The rise of Artificial Intelligence applications is accelerating the pace and magnitude of the political, securitarian, and ethical challenges we are now struggling to manage in cyberspace and beyond. So far, the relationship between Artificial Intelligence and cyberspace has been investigated mostly in terms of the effects that AI could have on the digital domain, and thus on our societies. What has been explored less is the opposite relationship, namely, how the cyberspace geopolitics can affect AI.
In the last months a meme went viral on social media networks that showed a multiple-choice test with the questions “Who is pushing remote working in your company?” the answers were “CEO”, “CTO”, “Covid-19”. Mutatis mutandis this joke can be translated to many other sectors that are deeply affected by the pandemic. One of these is elections and voting modalities.
With the potential of enabling not only significant economic growth but also the innovation of critical technologies in various fields, both the US and China view 5G as one of the key influencing factors in the “great power competition”.
The UK has taken an intelligence-led approach in assessing the security of its critical network. This model carefully balances the commercial imperatives of network providers with national security risk in the supply chain. An approach taken well before the current debate on 5G.
It is commonly believed that 5G networks will allow the development of new types of services based on innovative use cases, for the benefit of both private end users and companies, thus becoming the real "nervous system" of the future connected society.

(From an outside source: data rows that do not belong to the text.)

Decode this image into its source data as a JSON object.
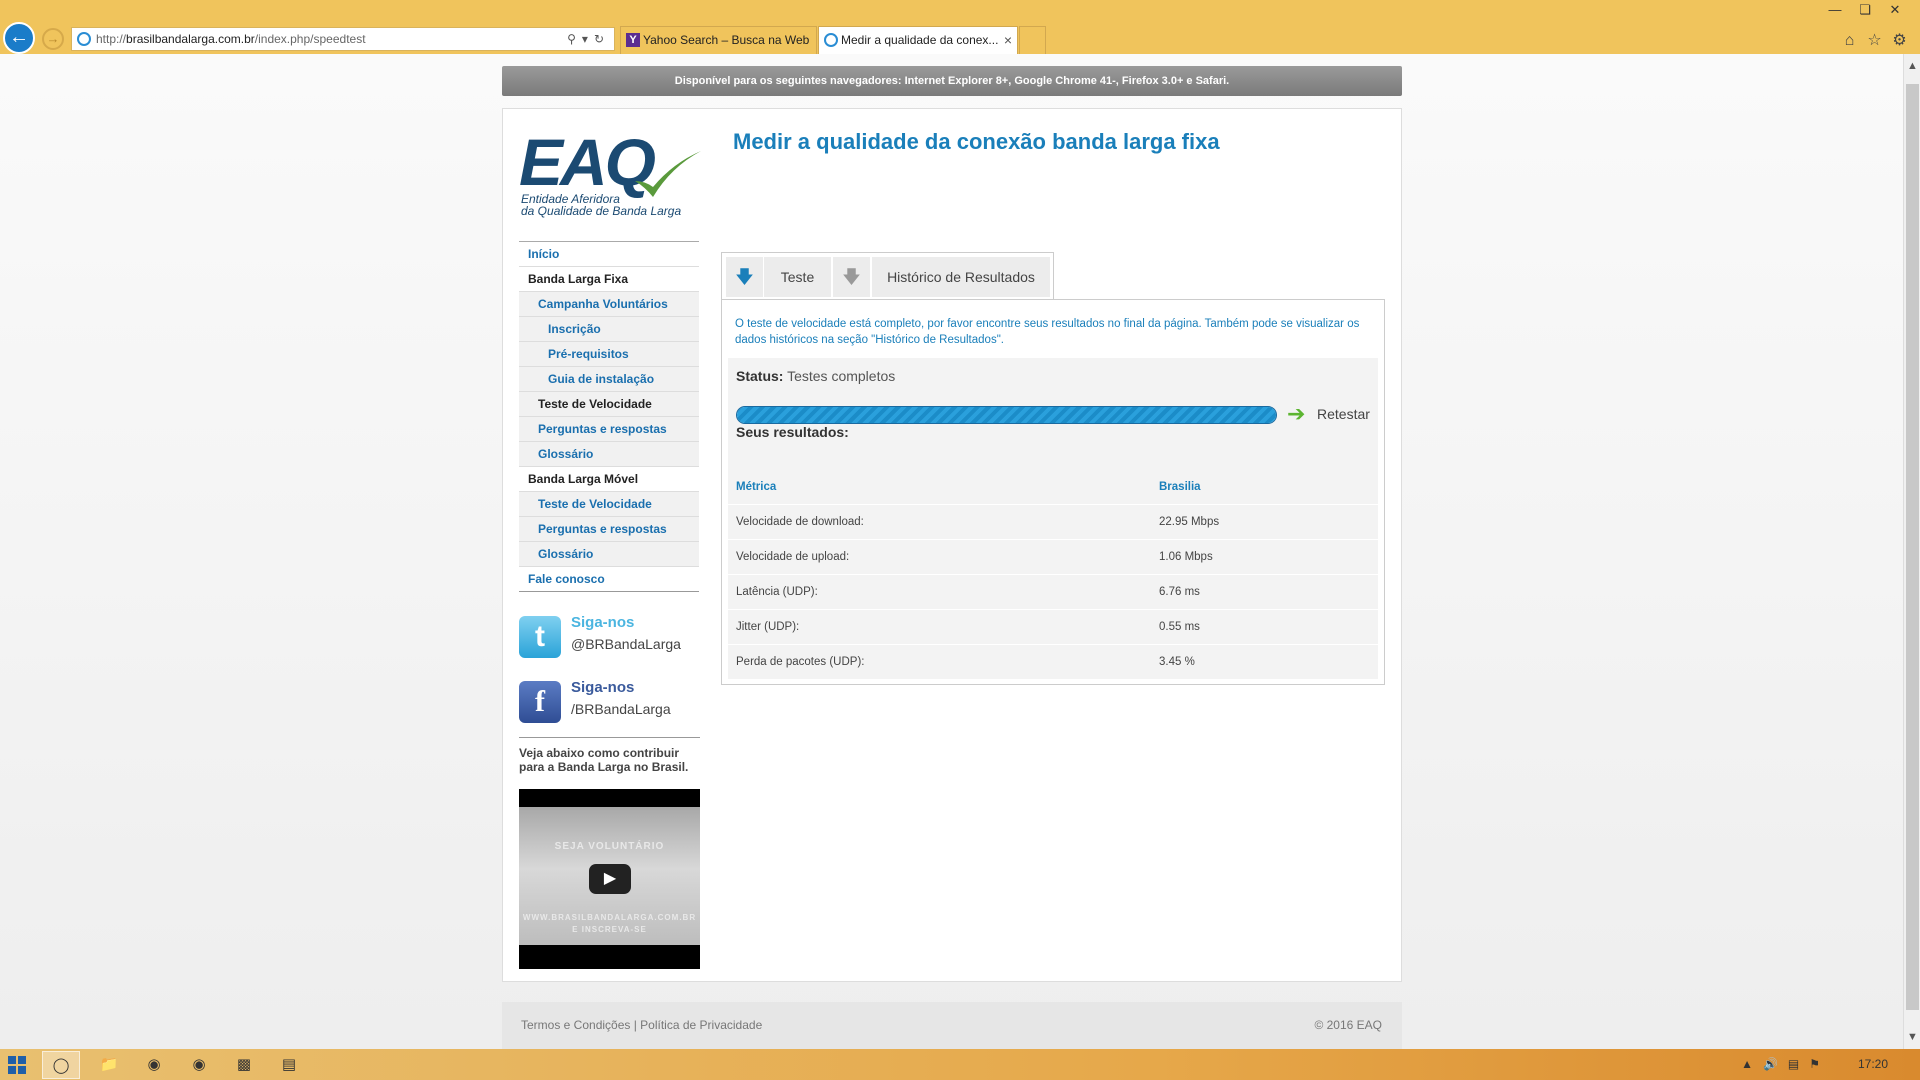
{
  "browser": {
    "url_prefix": "http://",
    "url_host": "brasilbandalarga.com.br",
    "url_path": "/index.php/speedtest",
    "tabs": [
      {
        "label": "Yahoo Search – Busca na Web",
        "icon": "yahoo-icon"
      },
      {
        "label": "Medir a qualidade da conex...",
        "icon": "ie-icon"
      }
    ]
  },
  "notice": "Disponível para os seguintes navegadores: Internet Explorer 8+, Google Chrome 41-, Firefox 3.0+ e Safari.",
  "logo": {
    "main": "EAQ",
    "line1": "Entidade Aferidora",
    "line2": "da Qualidade de Banda Larga"
  },
  "sidebar": {
    "items": [
      {
        "label": "Início",
        "level": 0,
        "style": "link"
      },
      {
        "label": "Banda Larga Fixa",
        "level": 0,
        "style": "dark"
      },
      {
        "label": "Campanha Voluntários",
        "level": 1,
        "style": "link"
      },
      {
        "label": "Inscrição",
        "level": 2,
        "style": "link"
      },
      {
        "label": "Pré-requisitos",
        "level": 2,
        "style": "link"
      },
      {
        "label": "Guia de instalação",
        "level": 2,
        "style": "link"
      },
      {
        "label": "Teste de Velocidade",
        "level": 1,
        "style": "dark"
      },
      {
        "label": "Perguntas e respostas",
        "level": 1,
        "style": "link"
      },
      {
        "label": "Glossário",
        "level": 1,
        "style": "link"
      },
      {
        "label": "Banda Larga Móvel",
        "level": 0,
        "style": "dark"
      },
      {
        "label": "Teste de Velocidade",
        "level": 1,
        "style": "link"
      },
      {
        "label": "Perguntas e respostas",
        "level": 1,
        "style": "link"
      },
      {
        "label": "Glossário",
        "level": 1,
        "style": "link"
      },
      {
        "label": "Fale conosco",
        "level": 0,
        "style": "link"
      }
    ]
  },
  "social": {
    "twitter": {
      "title": "Siga-nos",
      "handle": "@BRBandaLarga"
    },
    "facebook": {
      "title": "Siga-nos",
      "handle": "/BRBandaLarga"
    }
  },
  "contrib_text": "Veja abaixo como contribuir para a Banda Larga no Brasil.",
  "video": {
    "line1": "SEJA VOLUNTÁRIO",
    "line2": "WWW.BRASILBANDALARGA.COM.BR",
    "line3": "E INSCREVA-SE"
  },
  "main": {
    "heading": "Medir a qualidade da conexão banda larga fixa",
    "tabs": {
      "test": "Teste",
      "history": "Histórico de Resultados"
    },
    "message": "O teste de velocidade está completo, por favor encontre seus resultados no final da página. Também pode se visualizar os dados históricos na seção \"Histórico de Resultados\".",
    "status_label": "Status:",
    "status_value": "Testes completos",
    "progress_percent": 100,
    "retest_label": "Retestar",
    "results_title": "Seus resultados:",
    "results_header": {
      "metric": "Métrica",
      "location": "Brasilia"
    },
    "results": [
      {
        "metric": "Velocidade de download:",
        "value": "22.95 Mbps"
      },
      {
        "metric": "Velocidade de upload:",
        "value": "1.06 Mbps"
      },
      {
        "metric": "Latência (UDP):",
        "value": "6.76 ms"
      },
      {
        "metric": "Jitter (UDP):",
        "value": "0.55 ms"
      },
      {
        "metric": "Perda de pacotes (UDP):",
        "value": "3.45 %"
      }
    ]
  },
  "footer": {
    "left": "Termos e Condições | Política de Privacidade",
    "right": "© 2016 EAQ"
  },
  "taskbar": {
    "clock": "17:20"
  },
  "colors": {
    "accent": "#1a7fba",
    "logo": "#1b4a72",
    "check": "#5a9a3c",
    "chrome": "#f0c45c"
  }
}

This will also have obvious positive effects on the economy: the European Commission estimated that 5G will generate a turnover of 225 billion euros in five years, and the related networks will be used by 2.6 billion users worldwide, that is 40% of the total world population.
5G networks represent one of the key elements upon which the future process of digital transformation of both the economic and social level of each nation is based. Indeed, the potentialities of these networks will go well beyond the supply of telecommunications services between users.
5G technologies are reshaping the way users experience the digital sphere and, thus, their daily lives. 5G is one of the game changers that would further enable cyberspace’s potentialities for our societies, economies, and lifestyle. Yet, there are multiple and contrasting geopolitical interests and security concerns regarding 5G adoptions and implementations. The current confrontation between Chinese companies and some Western governments is emblematic. What are the political and securitarian implications of such technological disputes?
The international debate regarding the acquisition of Chinese 5G technology appears symbolic of the re-emerging Great Power Competition, and stark proof of the ongoing decoupling of the global ICT supply chain. Washington has been pressing its allies for more than a year not to adopt Chinese 5G technology and threatened drastic cuts in intelligence information-sharing with those procuring it.
Looking at the ongoing militarization of the Internet, one could rephrase Rousseau’s famous incipit to The Social Contract: “Internet was born free and everywhere it is in chains”. In fact, the Internet is increasingly militarizing, and cyberspace has become the domain of choice for destabilising campaigns and hostile activities that would be unsustainable in the conventional domain.
Now more than ever we need politics to work and our ruling classes to be able to do it. It is a matter of democratic resilience. Indeed, the magnitude of the tasks our states are now facing, from managing the health crisis to mobilising resources to spur reconstruction, put pressure on our political institutions, especially the collective ones (parliaments or national assemblies). The obvious health concerns that arose with the spread of Covid-19 could hamper and even block parliaments’ activities.